The greater portion of that art was produced under the patronage of the church. There were controversies, to be sure, and artists then as now liked to push the boundaries. But the church was much more supportive of artistic and scientific innovation than is commonly portrayed. Michelangelo’s masterpiece on the chapel ceiling sits inside St. Peter’s Basilica. It was nurtured within the embrace of the Church and it has remained there ever since.
Christians today, and evangelicals especially, like to complain about the way they are portrayed in today’s works of art — in novels, television shows, movies and the like. And Christians today like to joke about the low-budget quality of shows and films that are made specifically for the evangelical subculture. Yet they — we — rarely give generously of our time, talents and treasures to create transcendent, piercing, defining works of culture. Sometimes it seems like we’re waiting around for another big-money patron to appear. Wouldn’t it be great if there were a Christian Bill Gates who would give $10B to the creation of enduring works of art from artists of faith?
Yes, it would be great. And there are some interesting efforts afoot, such as the Wedgwood Circle, and in particular areas, such as the Act One program to nurture writers and directors of film. But the good news is, with modern technology, we have some excellent means available to us to support the creation of culture that honors what is true and good and beautiful. Just like Kickstarter supports the launch of new ideas and products, or Causes or Razoo or Crowdrise (or iam2.org, to which I am particularly devoted), the combination of digital and social media technologies makes it possible for us to gather small amounts of money from many people at once, for the production of art.

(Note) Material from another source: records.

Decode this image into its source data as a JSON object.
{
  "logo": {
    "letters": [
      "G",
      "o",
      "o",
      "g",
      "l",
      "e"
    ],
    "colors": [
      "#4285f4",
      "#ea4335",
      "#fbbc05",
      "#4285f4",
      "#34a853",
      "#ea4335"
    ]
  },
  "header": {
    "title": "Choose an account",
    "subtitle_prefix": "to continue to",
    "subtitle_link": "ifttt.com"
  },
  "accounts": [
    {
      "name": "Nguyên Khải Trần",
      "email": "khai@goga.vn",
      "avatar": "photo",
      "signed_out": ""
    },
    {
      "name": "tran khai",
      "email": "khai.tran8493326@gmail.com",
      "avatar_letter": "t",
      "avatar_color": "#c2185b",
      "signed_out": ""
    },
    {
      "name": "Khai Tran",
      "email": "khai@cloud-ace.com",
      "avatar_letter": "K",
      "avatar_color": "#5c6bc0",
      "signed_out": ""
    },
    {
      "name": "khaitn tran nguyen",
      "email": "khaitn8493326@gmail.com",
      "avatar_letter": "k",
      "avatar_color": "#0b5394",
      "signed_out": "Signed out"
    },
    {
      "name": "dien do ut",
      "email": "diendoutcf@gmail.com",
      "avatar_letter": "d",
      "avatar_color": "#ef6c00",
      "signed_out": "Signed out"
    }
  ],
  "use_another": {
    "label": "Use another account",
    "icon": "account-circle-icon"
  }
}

We can crowd-source a restored church patronage of the arts.
That’s the idea behind As1, launched by Jonathan Bock, the founder of Grace Hill Media. I’ve come to know Jon and GHM through the process of creating the Patheos Movies Channel, and I’m excited by the vision he articulates for this new initiative: “As1 seeks to restore the church to its historically traditional role as a Patron of the Arts. Through our demographic size and collective buying power, we will unite to impact the culturally influential art of our time – film, television and music. As we have throughout history, we will generously reward the artists who tell our stories. And they will make more. In addition, As1 seeks genuine relationship and renewed partnership with the Artistic Community. Artists: you are not the enemy, and we were wrong for saying you were. As1 wants the greatest artists telling our stories again.”
I’m aware that, in the odd assortment of people who read this blog, some will be inclined to criticize from the start. But I would love to see this flourish. Here’s the video introducing the concept:

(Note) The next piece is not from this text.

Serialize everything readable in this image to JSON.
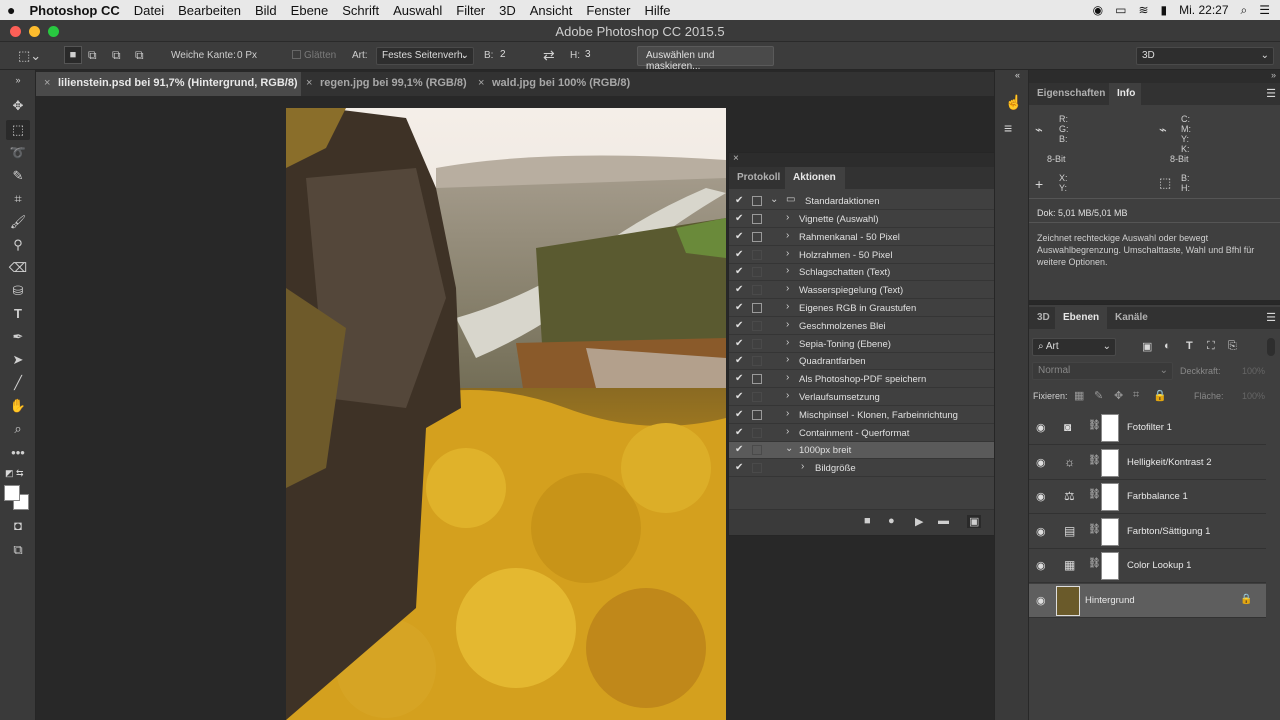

Perhaps we don’t need a big-money patron. Perhaps we just need ourselves, committed, creative, and collaborating.